Social media is a megaphone the government can’t turn off; their plan now seems to be to build discrimination into the infrastructure. As a blueprint, look no further than Robert Moses, New York City’s “master builder” of the 20th century, who built bridges so low that buses could not pass from the city to beaches on Long Island. Before anyone knew it, Moses’ racist infrastructure meant a generation of poor people couldn’t access a part of town. It wasn’t only leisure activities, like visiting the beach, which is often cited; work and education beyond a young black or Puerto Rican child’s neighborhood was suddenly out of reach, remaining so decades later.

Now everything from careers to activism moves to the internet, taking factories and rallies from urban, suburban, and rural communities alike. Instead of bridges, it’s a modem; instead of public transportation, it’s a web browser. By removing legislation meant to protect the vulnerable–in this case, consumers at large–the government would make it easier for Verizon and Comcast to build whatever barriers they see fit, no matter the consequences.

These sneakily laid traps are why it matters when we talk about the leadership of companies like Facebook, Google, and Apple being overwhelmingly white. The wealth these companies create is passed down for generations and invested in new companies, all while it concentrates in a few areas and with a few families, far away from the places their technologies are putting people out of business and the marginalized at risk. Instead of speaking up on behalf of their users when it comes to net neutrality, many key figures in technology are silent.

Supporting net neutrality alone won’t prevent law enforcement misuse, but it’s an important step. It will ensure a critical documentation tool remains available, not restricted behind a paywall only for a select few.
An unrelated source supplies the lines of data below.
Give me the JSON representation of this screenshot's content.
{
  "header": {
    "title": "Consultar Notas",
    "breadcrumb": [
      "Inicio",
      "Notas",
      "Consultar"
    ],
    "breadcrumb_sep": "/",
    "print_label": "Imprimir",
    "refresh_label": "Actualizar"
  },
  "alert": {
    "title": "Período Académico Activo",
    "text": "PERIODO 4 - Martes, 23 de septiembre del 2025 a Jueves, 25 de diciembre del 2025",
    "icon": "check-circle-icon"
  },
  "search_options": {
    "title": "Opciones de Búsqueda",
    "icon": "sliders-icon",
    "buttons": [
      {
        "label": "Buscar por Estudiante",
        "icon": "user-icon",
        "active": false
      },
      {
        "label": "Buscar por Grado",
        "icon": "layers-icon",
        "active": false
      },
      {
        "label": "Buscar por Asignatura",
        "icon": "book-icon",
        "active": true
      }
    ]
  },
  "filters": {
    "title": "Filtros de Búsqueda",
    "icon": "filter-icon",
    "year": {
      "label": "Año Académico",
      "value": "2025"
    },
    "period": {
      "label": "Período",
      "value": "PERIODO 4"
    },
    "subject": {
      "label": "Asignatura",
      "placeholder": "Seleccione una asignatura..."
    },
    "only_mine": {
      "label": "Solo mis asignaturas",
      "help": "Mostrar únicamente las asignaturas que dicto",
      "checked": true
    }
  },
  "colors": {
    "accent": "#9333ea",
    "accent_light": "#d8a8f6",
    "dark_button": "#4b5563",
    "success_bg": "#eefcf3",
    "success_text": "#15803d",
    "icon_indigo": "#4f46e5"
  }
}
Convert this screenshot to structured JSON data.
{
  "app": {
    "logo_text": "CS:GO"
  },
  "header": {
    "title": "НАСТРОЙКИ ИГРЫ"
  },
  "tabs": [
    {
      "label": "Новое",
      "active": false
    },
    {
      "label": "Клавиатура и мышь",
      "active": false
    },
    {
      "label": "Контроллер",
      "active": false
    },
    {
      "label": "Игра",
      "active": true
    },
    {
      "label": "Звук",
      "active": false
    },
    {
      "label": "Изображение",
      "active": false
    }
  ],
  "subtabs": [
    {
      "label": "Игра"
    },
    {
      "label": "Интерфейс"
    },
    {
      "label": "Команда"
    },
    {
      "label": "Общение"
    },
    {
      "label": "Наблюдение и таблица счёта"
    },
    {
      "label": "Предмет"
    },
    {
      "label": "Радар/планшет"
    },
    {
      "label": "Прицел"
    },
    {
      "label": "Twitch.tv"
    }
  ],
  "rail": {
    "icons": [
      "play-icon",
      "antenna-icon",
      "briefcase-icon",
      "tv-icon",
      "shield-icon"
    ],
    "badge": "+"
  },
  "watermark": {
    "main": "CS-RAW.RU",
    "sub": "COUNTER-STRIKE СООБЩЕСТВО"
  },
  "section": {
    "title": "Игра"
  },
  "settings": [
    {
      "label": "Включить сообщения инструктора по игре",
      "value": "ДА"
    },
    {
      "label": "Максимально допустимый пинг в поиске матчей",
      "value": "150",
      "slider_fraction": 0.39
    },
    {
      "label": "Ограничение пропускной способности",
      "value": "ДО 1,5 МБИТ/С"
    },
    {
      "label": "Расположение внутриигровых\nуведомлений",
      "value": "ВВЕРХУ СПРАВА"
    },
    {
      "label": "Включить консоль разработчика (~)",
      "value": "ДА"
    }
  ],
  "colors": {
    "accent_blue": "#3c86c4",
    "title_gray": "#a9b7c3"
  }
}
If you don’t care about equal access because your access can never be threatened, you expose those who don’t have the money or political power to fight back. This is how inequality develops. Each generation has been defined by struggles for freedom, in ways both big and small. Access to technology and the promise of privacy does not necessarily impact the body of American citizens as directly as other forms of injustice, but limiting connectivity or pushing people off of platforms for fear of tracking will deprive them of education and work. It will starve the body and mind both figuratively and literally.

A new wave of inequality is cresting, one that could take decades to undo, and most people don’t even know it’s coming.

Andy Newman